_PROVIDED ENTRIES_
━━━
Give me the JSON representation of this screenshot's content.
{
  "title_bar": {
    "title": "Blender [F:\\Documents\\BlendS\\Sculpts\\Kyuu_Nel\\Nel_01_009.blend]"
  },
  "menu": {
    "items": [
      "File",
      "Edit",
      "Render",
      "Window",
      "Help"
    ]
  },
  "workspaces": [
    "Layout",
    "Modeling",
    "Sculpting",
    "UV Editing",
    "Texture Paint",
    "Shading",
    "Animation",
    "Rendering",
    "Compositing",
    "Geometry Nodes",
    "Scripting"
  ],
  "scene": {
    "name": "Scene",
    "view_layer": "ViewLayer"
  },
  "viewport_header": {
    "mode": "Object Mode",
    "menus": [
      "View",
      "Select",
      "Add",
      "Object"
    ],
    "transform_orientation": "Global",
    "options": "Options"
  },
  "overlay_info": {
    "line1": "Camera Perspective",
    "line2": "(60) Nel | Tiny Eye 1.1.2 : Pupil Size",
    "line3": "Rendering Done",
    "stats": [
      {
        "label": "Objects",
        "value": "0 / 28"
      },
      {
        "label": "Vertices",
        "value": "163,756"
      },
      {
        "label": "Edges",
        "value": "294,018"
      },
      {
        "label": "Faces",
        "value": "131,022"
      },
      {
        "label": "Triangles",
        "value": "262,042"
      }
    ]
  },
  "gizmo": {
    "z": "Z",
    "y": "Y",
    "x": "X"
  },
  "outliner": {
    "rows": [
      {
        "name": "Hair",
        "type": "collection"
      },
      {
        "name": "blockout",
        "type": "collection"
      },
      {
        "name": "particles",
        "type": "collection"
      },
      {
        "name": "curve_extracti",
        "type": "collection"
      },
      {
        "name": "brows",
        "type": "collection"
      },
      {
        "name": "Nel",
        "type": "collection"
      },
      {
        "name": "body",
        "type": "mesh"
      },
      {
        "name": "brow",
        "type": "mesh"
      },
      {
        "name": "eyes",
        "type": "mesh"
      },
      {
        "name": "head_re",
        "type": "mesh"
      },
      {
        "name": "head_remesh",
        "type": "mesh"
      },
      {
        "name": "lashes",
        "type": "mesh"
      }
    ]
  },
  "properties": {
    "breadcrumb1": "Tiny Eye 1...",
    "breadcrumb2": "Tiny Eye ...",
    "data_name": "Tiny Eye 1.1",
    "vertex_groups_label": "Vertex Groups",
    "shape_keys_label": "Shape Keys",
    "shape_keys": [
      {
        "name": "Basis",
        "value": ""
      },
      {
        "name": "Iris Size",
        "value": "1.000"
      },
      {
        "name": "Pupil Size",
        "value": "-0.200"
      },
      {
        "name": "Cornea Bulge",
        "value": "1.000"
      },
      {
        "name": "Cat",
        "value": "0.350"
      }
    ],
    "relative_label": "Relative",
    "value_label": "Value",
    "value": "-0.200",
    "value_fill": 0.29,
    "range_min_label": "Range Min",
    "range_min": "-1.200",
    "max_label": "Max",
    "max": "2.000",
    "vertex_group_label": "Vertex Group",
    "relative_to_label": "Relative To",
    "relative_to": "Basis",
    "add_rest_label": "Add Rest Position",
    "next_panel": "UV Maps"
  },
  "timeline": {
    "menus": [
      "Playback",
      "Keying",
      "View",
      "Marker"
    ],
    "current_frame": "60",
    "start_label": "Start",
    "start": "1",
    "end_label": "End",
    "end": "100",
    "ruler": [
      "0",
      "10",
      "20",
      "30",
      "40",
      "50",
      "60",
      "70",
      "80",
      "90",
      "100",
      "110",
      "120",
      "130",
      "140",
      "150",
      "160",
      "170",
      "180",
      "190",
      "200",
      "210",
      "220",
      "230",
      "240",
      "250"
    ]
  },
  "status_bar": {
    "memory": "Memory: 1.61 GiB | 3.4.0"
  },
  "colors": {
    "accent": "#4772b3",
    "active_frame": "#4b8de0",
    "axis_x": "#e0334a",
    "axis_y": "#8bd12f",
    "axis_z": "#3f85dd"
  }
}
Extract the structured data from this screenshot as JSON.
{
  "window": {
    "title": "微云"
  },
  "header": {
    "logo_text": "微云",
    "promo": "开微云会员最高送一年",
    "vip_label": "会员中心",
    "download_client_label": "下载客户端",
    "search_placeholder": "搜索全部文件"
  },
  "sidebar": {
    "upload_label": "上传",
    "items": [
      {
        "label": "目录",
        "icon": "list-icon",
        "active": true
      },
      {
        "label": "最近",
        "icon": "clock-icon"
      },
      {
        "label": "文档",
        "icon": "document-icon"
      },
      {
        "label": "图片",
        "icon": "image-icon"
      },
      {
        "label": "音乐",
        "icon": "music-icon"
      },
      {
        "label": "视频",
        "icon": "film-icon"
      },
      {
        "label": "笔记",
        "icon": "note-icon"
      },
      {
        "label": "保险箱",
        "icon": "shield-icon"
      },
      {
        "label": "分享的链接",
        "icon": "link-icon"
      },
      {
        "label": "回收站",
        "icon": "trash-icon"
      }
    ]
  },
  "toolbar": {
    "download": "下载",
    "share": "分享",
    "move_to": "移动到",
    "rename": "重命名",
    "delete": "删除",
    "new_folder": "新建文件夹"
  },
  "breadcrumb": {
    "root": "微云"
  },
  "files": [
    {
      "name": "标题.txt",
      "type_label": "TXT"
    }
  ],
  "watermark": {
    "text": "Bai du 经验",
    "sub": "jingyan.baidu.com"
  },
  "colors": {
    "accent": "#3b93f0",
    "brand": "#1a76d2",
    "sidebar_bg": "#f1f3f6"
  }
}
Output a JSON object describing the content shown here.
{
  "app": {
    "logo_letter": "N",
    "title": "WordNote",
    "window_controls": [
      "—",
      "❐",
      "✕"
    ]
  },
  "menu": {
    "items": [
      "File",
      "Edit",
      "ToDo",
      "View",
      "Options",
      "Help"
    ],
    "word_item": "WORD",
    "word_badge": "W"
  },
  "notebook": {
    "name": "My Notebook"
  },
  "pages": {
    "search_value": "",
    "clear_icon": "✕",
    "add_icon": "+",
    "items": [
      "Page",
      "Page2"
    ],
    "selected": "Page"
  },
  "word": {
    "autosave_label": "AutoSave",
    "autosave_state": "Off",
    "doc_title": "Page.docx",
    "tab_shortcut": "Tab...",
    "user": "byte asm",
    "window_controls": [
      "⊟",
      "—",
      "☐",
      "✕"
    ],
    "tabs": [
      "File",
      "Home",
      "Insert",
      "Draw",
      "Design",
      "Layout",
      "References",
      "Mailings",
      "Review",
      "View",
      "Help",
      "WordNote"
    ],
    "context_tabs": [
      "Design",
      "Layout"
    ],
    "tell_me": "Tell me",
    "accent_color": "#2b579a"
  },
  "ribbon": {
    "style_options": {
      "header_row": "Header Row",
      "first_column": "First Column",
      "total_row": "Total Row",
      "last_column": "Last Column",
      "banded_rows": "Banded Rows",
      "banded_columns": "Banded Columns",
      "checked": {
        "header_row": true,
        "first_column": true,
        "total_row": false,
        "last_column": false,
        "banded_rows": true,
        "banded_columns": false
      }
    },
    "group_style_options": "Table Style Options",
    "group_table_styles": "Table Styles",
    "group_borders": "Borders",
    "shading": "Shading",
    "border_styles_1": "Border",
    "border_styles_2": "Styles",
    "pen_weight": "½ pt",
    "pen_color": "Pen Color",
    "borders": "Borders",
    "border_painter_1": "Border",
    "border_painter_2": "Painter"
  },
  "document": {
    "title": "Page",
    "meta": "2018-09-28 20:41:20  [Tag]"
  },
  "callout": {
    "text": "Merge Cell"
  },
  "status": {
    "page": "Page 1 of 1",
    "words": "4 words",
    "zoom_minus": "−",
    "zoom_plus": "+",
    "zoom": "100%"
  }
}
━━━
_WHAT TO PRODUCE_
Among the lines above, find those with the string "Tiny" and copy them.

_TASK OUTPUT_
    "line2": "(60) Nel | Tiny Eye 1.1.2 : Pupil Size",
    "breadcrumb1": "Tiny Eye 1...",
    "breadcrumb2": "Tiny Eye ...",
    "data_name": "Tiny Eye 1.1",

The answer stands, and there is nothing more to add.